- Assignment -
Could you report every line from the entries that includes the word "with"?

- Supplied material -
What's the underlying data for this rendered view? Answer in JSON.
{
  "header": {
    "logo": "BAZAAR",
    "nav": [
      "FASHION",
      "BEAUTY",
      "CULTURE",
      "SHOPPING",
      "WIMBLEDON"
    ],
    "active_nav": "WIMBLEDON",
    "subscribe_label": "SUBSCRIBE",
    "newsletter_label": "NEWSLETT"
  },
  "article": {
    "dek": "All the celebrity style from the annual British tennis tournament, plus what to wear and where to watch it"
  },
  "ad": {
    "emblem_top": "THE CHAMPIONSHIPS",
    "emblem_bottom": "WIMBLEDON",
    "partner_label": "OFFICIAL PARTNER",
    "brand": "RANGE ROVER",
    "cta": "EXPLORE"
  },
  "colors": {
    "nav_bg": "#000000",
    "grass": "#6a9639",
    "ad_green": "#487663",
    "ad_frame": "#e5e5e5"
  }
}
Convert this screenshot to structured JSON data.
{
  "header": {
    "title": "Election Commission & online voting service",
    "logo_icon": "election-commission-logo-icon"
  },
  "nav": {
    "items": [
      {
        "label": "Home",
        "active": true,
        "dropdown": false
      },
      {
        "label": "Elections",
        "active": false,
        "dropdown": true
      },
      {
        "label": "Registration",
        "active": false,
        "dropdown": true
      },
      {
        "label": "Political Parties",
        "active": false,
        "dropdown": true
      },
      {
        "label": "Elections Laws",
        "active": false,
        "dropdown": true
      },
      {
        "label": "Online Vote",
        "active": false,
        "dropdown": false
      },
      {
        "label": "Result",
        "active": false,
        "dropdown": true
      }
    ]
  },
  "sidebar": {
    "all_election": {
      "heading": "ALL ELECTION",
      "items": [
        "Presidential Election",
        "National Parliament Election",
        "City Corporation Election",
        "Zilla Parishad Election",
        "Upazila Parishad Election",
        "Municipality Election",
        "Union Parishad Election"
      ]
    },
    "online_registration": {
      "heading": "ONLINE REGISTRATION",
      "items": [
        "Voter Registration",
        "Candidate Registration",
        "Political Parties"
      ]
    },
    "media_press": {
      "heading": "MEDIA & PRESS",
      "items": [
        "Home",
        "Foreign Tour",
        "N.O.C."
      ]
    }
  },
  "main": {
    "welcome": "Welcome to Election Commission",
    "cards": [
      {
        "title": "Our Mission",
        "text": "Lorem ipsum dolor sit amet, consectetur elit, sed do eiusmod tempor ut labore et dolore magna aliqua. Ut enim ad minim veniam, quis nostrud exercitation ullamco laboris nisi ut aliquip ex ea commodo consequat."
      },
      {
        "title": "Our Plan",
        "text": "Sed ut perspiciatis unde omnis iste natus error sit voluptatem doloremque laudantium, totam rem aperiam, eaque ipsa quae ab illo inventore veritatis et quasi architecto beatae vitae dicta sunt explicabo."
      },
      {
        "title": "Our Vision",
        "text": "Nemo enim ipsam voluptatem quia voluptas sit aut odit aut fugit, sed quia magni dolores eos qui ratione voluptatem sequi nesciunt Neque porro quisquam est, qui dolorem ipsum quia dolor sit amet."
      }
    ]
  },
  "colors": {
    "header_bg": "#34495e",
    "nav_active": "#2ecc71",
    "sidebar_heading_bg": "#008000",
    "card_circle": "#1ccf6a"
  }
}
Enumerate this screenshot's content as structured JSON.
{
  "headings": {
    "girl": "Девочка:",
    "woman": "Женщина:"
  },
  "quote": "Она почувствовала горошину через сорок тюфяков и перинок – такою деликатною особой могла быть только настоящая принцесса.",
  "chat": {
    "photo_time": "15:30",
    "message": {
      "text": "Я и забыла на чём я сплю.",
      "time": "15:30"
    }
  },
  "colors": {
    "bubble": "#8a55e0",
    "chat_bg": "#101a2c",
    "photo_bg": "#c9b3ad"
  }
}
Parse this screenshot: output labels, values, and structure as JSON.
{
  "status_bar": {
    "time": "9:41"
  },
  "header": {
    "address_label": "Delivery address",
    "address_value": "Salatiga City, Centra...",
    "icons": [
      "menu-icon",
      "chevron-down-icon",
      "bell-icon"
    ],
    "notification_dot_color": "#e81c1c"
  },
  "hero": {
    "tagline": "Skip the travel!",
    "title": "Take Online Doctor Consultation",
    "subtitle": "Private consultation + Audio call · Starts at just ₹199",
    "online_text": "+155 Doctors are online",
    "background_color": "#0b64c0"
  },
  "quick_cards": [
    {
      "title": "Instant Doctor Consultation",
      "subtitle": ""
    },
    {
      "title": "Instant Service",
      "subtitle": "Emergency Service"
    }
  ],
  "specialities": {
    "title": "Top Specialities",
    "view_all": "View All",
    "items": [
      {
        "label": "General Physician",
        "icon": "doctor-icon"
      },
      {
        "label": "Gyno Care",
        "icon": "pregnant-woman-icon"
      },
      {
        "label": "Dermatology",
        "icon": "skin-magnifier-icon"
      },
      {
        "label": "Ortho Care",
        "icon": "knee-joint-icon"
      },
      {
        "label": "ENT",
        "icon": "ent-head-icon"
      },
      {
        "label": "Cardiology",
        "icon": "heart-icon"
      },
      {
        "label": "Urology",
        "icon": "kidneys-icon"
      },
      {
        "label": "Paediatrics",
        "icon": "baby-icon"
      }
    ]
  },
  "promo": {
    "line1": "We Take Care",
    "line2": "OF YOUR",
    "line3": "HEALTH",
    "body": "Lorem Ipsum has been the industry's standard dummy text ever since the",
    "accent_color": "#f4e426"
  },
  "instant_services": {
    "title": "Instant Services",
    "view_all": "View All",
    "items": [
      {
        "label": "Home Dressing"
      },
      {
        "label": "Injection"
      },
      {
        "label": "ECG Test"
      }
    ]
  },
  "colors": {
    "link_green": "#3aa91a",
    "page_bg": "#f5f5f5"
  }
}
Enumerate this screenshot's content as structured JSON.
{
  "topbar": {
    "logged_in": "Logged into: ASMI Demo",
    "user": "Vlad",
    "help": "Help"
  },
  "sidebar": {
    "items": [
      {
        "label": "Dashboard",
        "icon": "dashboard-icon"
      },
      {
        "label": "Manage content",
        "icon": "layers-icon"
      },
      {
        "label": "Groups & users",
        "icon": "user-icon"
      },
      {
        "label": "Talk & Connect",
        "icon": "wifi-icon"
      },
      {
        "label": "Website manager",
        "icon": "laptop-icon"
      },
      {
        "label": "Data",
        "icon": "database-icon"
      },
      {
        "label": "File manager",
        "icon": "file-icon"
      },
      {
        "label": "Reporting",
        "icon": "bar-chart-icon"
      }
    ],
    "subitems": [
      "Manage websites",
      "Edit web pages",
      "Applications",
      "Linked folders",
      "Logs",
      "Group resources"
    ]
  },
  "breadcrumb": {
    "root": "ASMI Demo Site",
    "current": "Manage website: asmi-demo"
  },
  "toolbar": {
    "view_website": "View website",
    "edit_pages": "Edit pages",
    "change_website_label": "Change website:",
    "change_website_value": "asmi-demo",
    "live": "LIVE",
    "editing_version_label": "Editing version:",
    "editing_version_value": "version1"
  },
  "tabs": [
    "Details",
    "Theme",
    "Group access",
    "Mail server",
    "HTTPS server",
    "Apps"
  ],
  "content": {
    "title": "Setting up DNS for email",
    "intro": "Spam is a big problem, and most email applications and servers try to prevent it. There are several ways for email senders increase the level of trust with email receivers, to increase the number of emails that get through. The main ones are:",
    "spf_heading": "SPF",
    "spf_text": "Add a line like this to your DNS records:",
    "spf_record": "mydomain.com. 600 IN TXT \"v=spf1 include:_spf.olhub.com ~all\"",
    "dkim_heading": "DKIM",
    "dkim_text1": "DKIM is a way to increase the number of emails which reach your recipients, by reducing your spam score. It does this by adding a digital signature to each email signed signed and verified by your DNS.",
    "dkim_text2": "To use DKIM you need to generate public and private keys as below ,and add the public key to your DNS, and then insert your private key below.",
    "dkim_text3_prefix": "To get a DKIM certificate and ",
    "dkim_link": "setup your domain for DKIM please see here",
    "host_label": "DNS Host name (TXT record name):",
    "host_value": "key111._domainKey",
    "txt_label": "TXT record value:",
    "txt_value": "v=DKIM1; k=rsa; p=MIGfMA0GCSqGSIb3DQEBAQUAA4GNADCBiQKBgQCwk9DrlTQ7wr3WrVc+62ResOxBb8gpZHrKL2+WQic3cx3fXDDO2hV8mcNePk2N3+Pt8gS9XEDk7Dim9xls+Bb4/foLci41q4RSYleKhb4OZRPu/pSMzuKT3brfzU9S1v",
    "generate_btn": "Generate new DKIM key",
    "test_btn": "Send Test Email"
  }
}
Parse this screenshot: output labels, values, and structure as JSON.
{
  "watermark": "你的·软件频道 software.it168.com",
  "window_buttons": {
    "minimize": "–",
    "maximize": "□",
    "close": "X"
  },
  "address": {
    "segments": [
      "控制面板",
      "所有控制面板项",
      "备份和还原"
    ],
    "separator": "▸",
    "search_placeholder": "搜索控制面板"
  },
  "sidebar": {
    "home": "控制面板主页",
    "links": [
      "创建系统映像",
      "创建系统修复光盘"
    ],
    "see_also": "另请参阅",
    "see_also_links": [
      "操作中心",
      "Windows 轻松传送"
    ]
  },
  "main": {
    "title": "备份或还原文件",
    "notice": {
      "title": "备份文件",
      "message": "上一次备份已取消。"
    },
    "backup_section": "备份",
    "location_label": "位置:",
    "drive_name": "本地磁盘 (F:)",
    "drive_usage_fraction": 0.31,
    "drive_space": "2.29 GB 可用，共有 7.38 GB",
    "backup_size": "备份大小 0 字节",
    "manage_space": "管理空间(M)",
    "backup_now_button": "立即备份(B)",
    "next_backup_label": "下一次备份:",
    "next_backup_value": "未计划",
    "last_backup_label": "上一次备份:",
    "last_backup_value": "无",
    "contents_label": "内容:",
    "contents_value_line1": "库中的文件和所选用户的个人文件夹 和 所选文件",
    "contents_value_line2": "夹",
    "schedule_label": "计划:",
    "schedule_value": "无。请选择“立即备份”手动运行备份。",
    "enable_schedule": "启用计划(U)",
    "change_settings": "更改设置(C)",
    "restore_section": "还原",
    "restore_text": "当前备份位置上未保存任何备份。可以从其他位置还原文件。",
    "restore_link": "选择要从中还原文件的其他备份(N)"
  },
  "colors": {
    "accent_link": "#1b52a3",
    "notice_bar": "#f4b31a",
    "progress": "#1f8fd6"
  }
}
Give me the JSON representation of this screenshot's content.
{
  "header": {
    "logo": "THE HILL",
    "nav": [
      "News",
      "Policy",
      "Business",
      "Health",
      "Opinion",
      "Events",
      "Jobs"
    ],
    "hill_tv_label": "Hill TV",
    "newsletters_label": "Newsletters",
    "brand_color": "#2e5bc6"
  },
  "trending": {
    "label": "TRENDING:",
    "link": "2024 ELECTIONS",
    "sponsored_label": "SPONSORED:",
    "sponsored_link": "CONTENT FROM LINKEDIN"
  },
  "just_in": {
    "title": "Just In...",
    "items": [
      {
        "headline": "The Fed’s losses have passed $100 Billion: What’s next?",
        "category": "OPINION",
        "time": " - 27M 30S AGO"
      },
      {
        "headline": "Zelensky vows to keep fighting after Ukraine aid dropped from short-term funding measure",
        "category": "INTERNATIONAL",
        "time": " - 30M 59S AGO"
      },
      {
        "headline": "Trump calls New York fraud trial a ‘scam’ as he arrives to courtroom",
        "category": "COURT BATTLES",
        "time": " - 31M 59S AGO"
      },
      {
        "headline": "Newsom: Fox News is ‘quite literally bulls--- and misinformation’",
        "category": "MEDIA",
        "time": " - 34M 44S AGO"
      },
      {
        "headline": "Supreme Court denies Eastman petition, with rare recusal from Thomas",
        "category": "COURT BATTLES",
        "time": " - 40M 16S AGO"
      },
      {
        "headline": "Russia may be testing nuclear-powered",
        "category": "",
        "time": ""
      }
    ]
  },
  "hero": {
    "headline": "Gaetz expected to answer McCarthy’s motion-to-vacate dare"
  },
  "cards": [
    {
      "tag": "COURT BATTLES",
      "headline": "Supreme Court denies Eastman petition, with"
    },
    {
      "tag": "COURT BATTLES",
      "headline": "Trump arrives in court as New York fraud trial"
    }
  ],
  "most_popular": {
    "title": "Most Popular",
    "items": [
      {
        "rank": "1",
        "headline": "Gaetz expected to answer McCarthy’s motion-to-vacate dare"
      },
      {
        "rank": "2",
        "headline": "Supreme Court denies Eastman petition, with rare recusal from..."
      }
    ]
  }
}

- Final answer -
    "intro": "Spam is a big problem, and most email applications and servers try to prevent it. There are several ways for email senders increase the level of trust with email receivers, to increase the number of emails that get through. The main ones are:",
        "headline": "Supreme Court denies Eastman petition, with rare recusal from Thomas",
      "headline": "Supreme Court denies Eastman petition, with"
        "headline": "Supreme Court denies Eastman petition, with rare recusal from..."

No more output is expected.